Element data from apps and pages

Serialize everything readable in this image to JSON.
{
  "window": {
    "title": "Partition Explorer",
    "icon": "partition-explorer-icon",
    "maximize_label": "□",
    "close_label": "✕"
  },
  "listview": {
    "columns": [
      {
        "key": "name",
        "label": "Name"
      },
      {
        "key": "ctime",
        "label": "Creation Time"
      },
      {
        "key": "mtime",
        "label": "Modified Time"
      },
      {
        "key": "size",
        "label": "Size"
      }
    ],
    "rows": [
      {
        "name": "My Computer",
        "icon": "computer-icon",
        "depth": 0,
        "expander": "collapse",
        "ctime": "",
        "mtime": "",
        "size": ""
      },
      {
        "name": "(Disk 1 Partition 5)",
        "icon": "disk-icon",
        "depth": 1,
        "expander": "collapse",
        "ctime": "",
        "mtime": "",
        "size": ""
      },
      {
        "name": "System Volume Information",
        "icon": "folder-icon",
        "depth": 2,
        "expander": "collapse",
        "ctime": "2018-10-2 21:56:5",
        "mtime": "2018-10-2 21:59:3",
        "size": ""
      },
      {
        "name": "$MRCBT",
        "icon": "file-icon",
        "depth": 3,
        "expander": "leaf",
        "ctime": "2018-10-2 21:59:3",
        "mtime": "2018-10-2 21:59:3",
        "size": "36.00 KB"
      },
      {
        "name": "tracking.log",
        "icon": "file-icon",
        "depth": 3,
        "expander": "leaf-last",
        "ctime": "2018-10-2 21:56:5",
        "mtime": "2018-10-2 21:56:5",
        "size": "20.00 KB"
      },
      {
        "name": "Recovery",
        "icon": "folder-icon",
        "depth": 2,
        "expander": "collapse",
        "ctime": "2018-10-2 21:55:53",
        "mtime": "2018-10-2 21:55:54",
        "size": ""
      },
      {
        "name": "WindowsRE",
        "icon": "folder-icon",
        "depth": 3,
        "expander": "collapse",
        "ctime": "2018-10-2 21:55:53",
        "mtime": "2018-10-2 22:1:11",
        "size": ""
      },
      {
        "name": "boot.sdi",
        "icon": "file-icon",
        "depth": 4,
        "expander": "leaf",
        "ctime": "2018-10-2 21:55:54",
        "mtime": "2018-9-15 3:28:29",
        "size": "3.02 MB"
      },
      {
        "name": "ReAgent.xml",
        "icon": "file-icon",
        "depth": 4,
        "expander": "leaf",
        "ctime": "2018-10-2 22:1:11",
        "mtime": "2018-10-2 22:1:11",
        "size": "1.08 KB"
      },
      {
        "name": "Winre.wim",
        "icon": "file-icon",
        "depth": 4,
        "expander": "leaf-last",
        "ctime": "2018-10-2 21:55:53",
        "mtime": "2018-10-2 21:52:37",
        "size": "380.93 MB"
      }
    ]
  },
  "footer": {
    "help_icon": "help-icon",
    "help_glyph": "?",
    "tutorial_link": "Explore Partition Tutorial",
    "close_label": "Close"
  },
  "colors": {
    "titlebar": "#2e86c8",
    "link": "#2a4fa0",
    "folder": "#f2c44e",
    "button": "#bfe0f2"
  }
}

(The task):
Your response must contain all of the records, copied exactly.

(Solution to this exercise):
Serialize everything readable in this image to JSON.
{
  "window": {
    "title": "Partition Explorer",
    "icon": "partition-explorer-icon",
    "maximize_label": "□",
    "close_label": "✕"
  },
  "listview": {
    "columns": [
      {
        "key": "name",
        "label": "Name"
      },
      {
        "key": "ctime",
        "label": "Creation Time"
      },
      {
        "key": "mtime",
        "label": "Modified Time"
      },
      {
        "key": "size",
        "label": "Size"
      }
    ],
    "rows": [
      {
        "name": "My Computer",
        "icon": "computer-icon",
        "depth": 0,
        "expander": "collapse",
        "ctime": "",
        "mtime": "",
        "size": ""
      },
      {
        "name": "(Disk 1 Partition 5)",
        "icon": "disk-icon",
        "depth": 1,
        "expander": "collapse",
        "ctime": "",
        "mtime": "",
        "size": ""
      },
      {
        "name": "System Volume Information",
        "icon": "folder-icon",
        "depth": 2,
        "expander": "collapse",
        "ctime": "2018-10-2 21:56:5",
        "mtime": "2018-10-2 21:59:3",
        "size": ""
      },
      {
        "name": "$MRCBT",
        "icon": "file-icon",
        "depth": 3,
        "expander": "leaf",
        "ctime": "2018-10-2 21:59:3",
        "mtime": "2018-10-2 21:59:3",
        "size": "36.00 KB"
      },
      {
        "name": "tracking.log",
        "icon": "file-icon",
        "depth": 3,
        "expander": "leaf-last",
        "ctime": "2018-10-2 21:56:5",
        "mtime": "2018-10-2 21:56:5",
        "size": "20.00 KB"
      },
      {
        "name": "Recovery",
        "icon": "folder-icon",
        "depth": 2,
        "expander": "collapse",
        "ctime": "2018-10-2 21:55:53",
        "mtime": "2018-10-2 21:55:54",
        "size": ""
      },
      {
        "name": "WindowsRE",
        "icon": "folder-icon",
        "depth": 3,
        "expander": "collapse",
        "ctime": "2018-10-2 21:55:53",
        "mtime": "2018-10-2 22:1:11",
        "size": ""
      },
      {
        "name": "boot.sdi",
        "icon": "file-icon",
        "depth": 4,
        "expander": "leaf",
        "ctime": "2018-10-2 21:55:54",
        "mtime": "2018-9-15 3:28:29",
        "size": "3.02 MB"
      },
      {
        "name": "ReAgent.xml",
        "icon": "file-icon",
        "depth": 4,
        "expander": "leaf",
        "ctime": "2018-10-2 22:1:11",
        "mtime": "2018-10-2 22:1:11",
        "size": "1.08 KB"
      },
      {
        "name": "Winre.wim",
        "icon": "file-icon",
        "depth": 4,
        "expander": "leaf-last",
        "ctime": "2018-10-2 21:55:53",
        "mtime": "2018-10-2 21:52:37",
        "size": "380.93 MB"
      }
    ]
  },
  "footer": {
    "help_icon": "help-icon",
    "help_glyph": "?",
    "tutorial_link": "Explore Partition Tutorial",
    "close_label": "Close"
  },
  "colors": {
    "titlebar": "#2e86c8",
    "link": "#2a4fa0",
    "folder": "#f2c44e",
    "button": "#bfe0f2"
  }
}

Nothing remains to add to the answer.